So today, I checked how some of my metrics were going, and the answer was not very well. I knew that I had to keep going — giving up wasn’t an option. I recognized that I was feeling a little down, and I put the coffee shop solution into place.

  • This is not the only way. Physical activity is one of the best ways to cheer up.
    • Move your body.
    • Walk, run, dance.
    • Enjoy the endorphins, and get fit too.
  • Know yourself enough to know:
    • Where your happy places are.
    • What your happy activities are.
    • What are the circumstances where your mood needs ‘saving’ so you can act quickly.
    • Moods are transient. Be patient.
  • Do things even when you are happy to keep your mood buoyant.
    • Prevention is better than cure.
  • Evaluate.
    • Is your ‘remedy’ working?
    • If not, tweak a bit.
  • Make sure you do no harm.
    • Not all cheer-up activities are good for you.

I could also have gone for a walk. Exercise is great and it fills you with feel-good endorphins. Right now, it’s too hot and sunny for that and I need to be sun-smart. I’ll go for a walk before sunset this evening.

Here’s to getting cheerful!

  • Have insight into the condition.
  • Decide that the problem is going to be changing.
  • Be proactive. Do something.

Everyone has a different happy place, or happy activity, but for me one of them is to go to my favourite coffee shop, order coffee, play music through my headphones, write Quora answers involving some creativity via Photoshop.

The principles here are:

I can do this even if there isn’t anyone else available for coffee with me. Having a conversation with a friend would be good too, but that can’t always be arranged, and loneliness can often be a catalyst for a sad mood.

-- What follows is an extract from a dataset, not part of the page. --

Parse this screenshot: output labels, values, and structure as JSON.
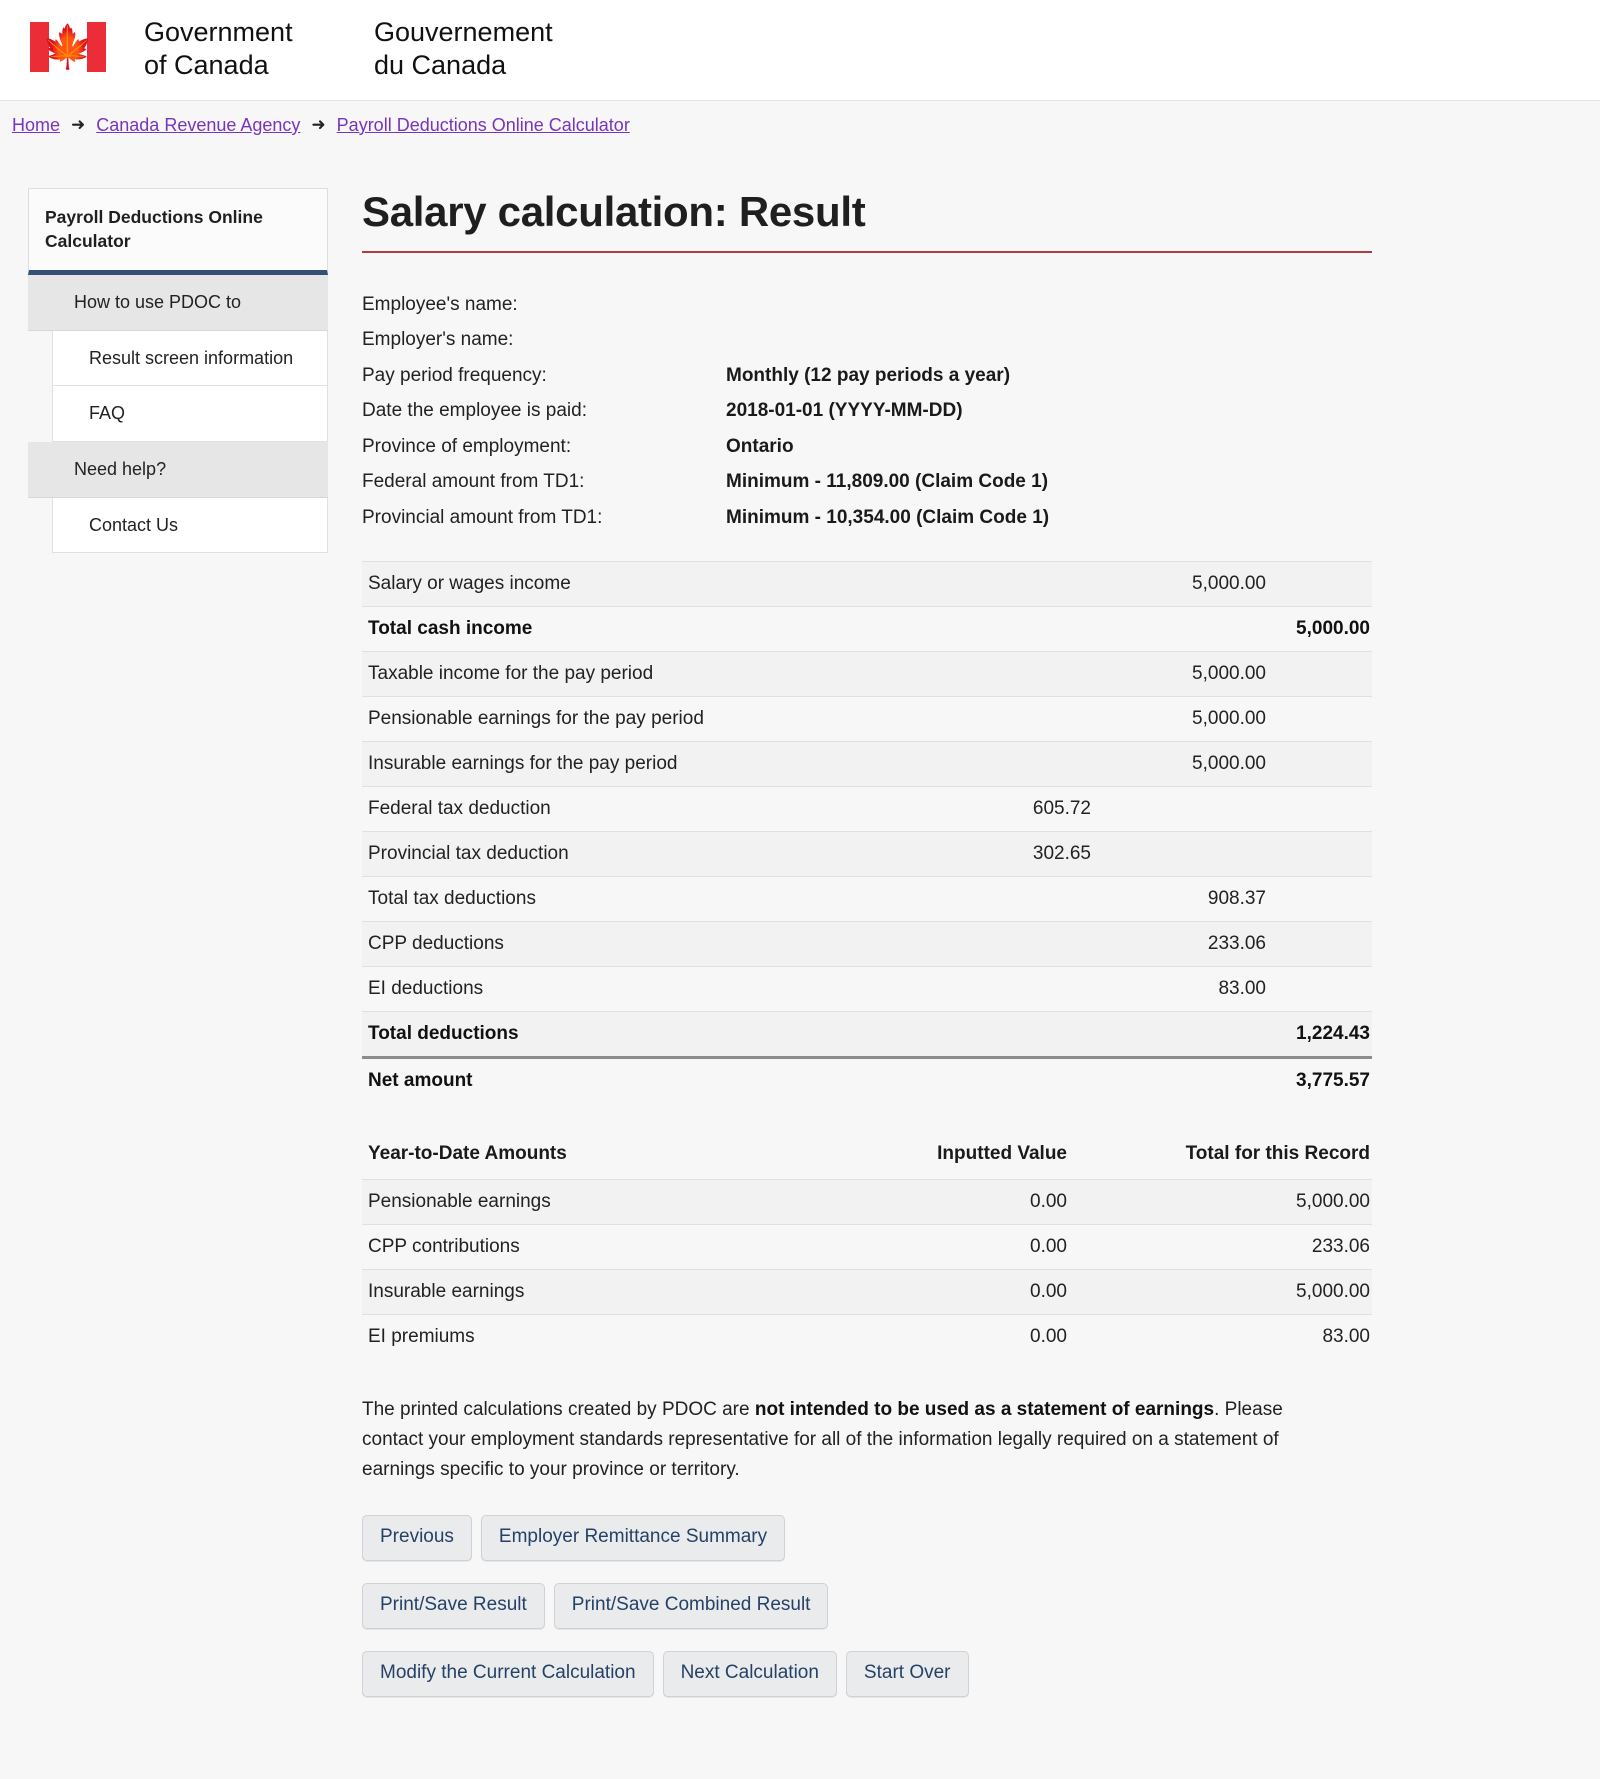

So today, I checked how some of my metrics were going, and the answer was not very well. I knew that I had to keep going — giving up wasn’t an option. I recognized that I was feeling a little down, and I put the coffee shop solution into place.

  • This is not the only way. Physical activity is one of the best ways to cheer up.
    • Move your body.
    • Walk, run, dance.
    • Enjoy the endorphins, and get fit too.
  • Know yourself enough to know:
    • Where your happy places are.
    • What your happy activities are.
    • What are the circumstances where your mood needs ‘saving’ so you can act quickly.
    • Moods are transient. Be patient.
  • Do things even when you are happy to keep your mood buoyant.
    • Prevention is better than cure.
  • Evaluate.
    • Is your ‘remedy’ working?
    • If not, tweak a bit.
  • Make sure you do no harm.
    • Not all cheer-up activities are good for you.

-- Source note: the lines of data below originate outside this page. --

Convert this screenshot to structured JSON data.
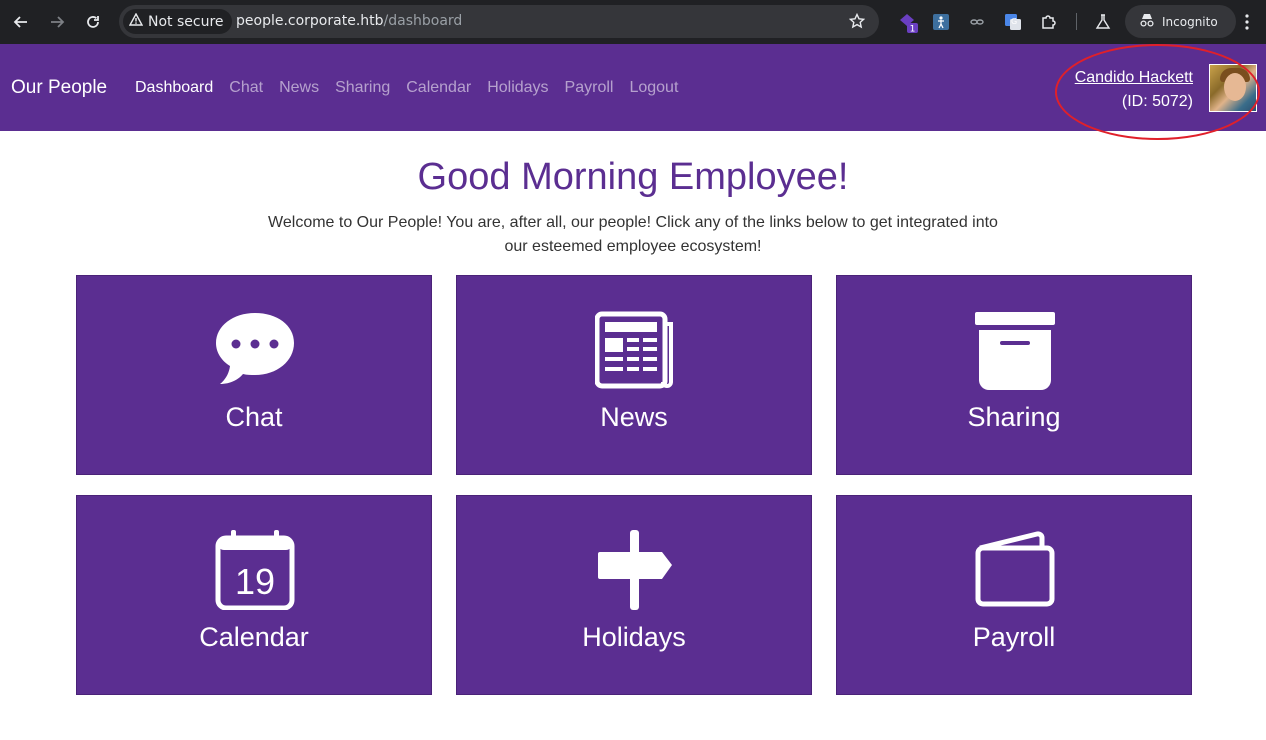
{
  "browser": {
    "security_label": "Not secure",
    "url_host": "people.corporate.htb",
    "url_path": "/dashboard",
    "extension_badge": "1",
    "incognito_label": "Incognito"
  },
  "nav": {
    "brand": "Our People",
    "links": [
      "Dashboard",
      "Chat",
      "News",
      "Sharing",
      "Calendar",
      "Holidays",
      "Payroll",
      "Logout"
    ],
    "active": "Dashboard"
  },
  "user": {
    "name": "Candido Hackett",
    "id_text": "(ID: 5072)"
  },
  "main": {
    "headline": "Good Morning Employee!",
    "intro": "Welcome to Our People! You are, after all, our people! Click any of the links below to get integrated into our esteemed employee ecosystem!",
    "tiles": [
      {
        "label": "Chat",
        "icon": "chat-bubble-icon"
      },
      {
        "label": "News",
        "icon": "newspaper-icon"
      },
      {
        "label": "Sharing",
        "icon": "archive-box-icon"
      },
      {
        "label": "Calendar",
        "icon": "calendar-icon",
        "day": "19"
      },
      {
        "label": "Holidays",
        "icon": "signpost-icon"
      },
      {
        "label": "Payroll",
        "icon": "wallet-icon"
      }
    ]
  },
  "colors": {
    "brand_purple": "#5b2e91",
    "highlight_red": "#e0202a"
  }
}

I could also have gone for a walk. Exercise is great and it fills you with feel-good endorphins. Right now, it’s too hot and sunny for that and I need to be sun-smart. I’ll go for a walk before sunset this evening.

Here’s to getting cheerful!

Hey, I’m not a doctor, or a psychiatrist. This is just a simple thing I do to cheer up, and it works for me. It’s conversational and has more entertainment value, rather than even trying to be medical advice.  You guys should only trust professionals for serious medical advice.